Hardlinks is a way for two (or more) files to ‘point’ to the same data. If I have a file and make a hard link, if I delete the link the file remains, if I delete the file the link still works… the actual file will exist as long as one hardlink points to it, when the last hardlink is removed, the space is regained and the data is released.
Using nothing more than a couple of command line utilities, one can have the most sophisticated incremental backups (like Apple’s time machine, just around for 15-20 years before time machine ever existed): rsync (makes copies of files that have changed), ssh (allows this to work over a network or the internet) and ‘cp -l’ (which makes hardlink copies of files).
I wanted a way to make this a little more automated, idiot proof if you wish, so I wrote a python program called pysshbackup. I’ve been using this program on my systems for some years and it works really well. It is command line only, it has a light menu system (similar to fdisk), and settings are stored in a xml file.
I recently uploaded the code to my github account in case anyone thinks this may be up their alley as well.
As always, because I am part of the open source software community who has given me all the tools I used to create the script, this is open source as well, GPL version2.
The program can be found here:
I’m not sure if this is useful to anyone, but in the spirit of openness: have at it!
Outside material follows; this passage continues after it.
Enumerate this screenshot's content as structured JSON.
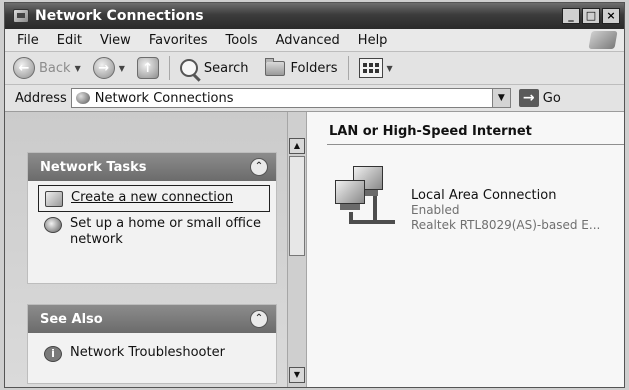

The original information I was using can be found here (last updated 2004!, still relevent):


Classical Guitar News

I’m quite busy practicing these days and I have a couple of exciting projects to share with you:

1. I’ve been working with our school’s composition/flute prof, Derek Charke, putting together a concert of Classical Guitar and Flute music. So far we’ve chosen to perform a set of pieces by Celso Machado, Histoire du Tango by Piazzolla, and I’m working on my continuo chops on Bach’s Flute Sonata (BWV 1034). Should be a really great concert! (I’m always amazed at the guitar writing of Piazzolla, for a non guitarist he sure knew how to toe the line of unplayable without going over!!)

2. I’m preparing two pieces of Shawn Bell, Currents I & II, for recording. I performed Currents II many years ago and loved the piece so it’s nice to revisit it with a bit more wisdom. It’s my first time working on Currents I and I have to say that this is another of Shawn’s gems! It shares similar rhytmic pulses and harmony with Currents II, but has a very different feel overall. You can now purchase Shawn’s pieces from D’Oz for the first time here:

These are really great guitar works, and I’m so happy that Shawn has finally published them officially!


My initiation to programming: Rudi

Exciting news: I’ve created a new program which randomly generates music theory/rudiments worksheets and corresponding answer keys. I’ve been working on this a few months and I’ve got most of the bugs worked out.
To use the program itself you need to download the source and you have to have Python3 and lilypond installed on linux.
The code can be found here:

If you don’t want to do it the ‘hard’ way, a former guitar student of mine is creating a web interface, you just go to the website, click the options you want and poof! you get two pdfs to print off and use.
Justin’s website can be found here:

Of course all the code is free to use, change… basically do whatever you want with… I wrote this to help my life out at university, now I give it away freely to whoever else wants it (my thanks to the open source community, Python, and of course Lilypond)